• _Task statement_:
When a line of the entries contains "search", please list that line.

===== Study material

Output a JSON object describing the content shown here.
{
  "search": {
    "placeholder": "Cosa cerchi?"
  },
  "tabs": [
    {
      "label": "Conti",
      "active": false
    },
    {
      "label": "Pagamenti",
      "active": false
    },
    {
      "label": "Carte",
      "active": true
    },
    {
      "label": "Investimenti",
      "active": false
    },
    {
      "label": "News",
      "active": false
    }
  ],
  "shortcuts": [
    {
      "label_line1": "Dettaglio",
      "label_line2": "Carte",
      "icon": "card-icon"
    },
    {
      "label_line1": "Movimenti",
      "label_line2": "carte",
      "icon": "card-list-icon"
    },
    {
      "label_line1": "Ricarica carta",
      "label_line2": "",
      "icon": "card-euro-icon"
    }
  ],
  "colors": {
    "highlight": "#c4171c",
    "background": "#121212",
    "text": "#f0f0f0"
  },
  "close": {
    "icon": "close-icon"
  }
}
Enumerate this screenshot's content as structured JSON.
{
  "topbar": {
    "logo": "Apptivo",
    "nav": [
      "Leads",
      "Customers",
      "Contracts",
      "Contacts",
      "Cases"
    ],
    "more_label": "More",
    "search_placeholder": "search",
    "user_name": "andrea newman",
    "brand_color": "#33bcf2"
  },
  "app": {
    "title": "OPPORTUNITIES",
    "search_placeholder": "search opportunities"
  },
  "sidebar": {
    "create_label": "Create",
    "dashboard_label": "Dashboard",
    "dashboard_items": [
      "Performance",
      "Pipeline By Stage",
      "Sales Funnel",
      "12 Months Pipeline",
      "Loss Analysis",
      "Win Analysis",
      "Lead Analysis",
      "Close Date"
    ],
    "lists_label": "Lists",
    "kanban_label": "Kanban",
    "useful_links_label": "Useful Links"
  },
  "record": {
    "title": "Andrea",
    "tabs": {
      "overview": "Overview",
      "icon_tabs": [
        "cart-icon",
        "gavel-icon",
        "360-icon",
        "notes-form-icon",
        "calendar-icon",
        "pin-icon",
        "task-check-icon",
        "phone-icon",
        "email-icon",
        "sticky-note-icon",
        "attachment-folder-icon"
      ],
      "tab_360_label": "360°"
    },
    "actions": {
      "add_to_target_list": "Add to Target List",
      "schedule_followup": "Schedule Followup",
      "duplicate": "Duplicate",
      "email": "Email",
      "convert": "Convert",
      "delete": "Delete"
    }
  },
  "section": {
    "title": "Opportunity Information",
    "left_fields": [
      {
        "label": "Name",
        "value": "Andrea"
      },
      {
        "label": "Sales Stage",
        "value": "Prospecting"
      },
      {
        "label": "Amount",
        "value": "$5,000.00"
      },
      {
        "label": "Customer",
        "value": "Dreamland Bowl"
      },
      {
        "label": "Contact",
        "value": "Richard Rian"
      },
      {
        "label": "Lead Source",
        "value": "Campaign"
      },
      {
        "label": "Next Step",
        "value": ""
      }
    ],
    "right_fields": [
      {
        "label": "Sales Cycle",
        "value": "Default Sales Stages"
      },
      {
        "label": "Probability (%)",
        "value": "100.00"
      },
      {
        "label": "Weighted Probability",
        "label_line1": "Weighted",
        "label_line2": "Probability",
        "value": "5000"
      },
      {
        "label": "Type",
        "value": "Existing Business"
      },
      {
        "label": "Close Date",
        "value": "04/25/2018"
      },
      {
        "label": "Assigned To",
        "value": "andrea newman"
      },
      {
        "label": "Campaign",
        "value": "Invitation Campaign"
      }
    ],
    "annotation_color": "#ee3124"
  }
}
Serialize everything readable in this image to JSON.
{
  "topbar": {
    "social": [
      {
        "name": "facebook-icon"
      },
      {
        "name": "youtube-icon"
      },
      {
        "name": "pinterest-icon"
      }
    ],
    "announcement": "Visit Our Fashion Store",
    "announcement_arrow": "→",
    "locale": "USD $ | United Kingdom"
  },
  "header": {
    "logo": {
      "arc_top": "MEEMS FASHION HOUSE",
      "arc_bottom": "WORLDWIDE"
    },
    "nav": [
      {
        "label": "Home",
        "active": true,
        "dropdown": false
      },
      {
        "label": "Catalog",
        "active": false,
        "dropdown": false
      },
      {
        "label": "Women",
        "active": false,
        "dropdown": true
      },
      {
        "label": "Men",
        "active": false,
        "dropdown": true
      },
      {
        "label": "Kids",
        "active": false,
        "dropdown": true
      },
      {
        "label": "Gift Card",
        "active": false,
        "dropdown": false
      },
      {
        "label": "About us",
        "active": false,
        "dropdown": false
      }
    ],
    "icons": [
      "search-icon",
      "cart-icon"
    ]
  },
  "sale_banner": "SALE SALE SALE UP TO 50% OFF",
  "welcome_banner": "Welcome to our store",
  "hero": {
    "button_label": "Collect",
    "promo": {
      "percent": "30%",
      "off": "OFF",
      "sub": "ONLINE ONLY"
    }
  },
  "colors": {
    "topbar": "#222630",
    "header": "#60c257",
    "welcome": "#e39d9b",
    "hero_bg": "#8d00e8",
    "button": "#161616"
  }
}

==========

• _Completed task_:
  "search": {
    "search_placeholder": "search",
    "search_placeholder": "search opportunities"
      "search-icon",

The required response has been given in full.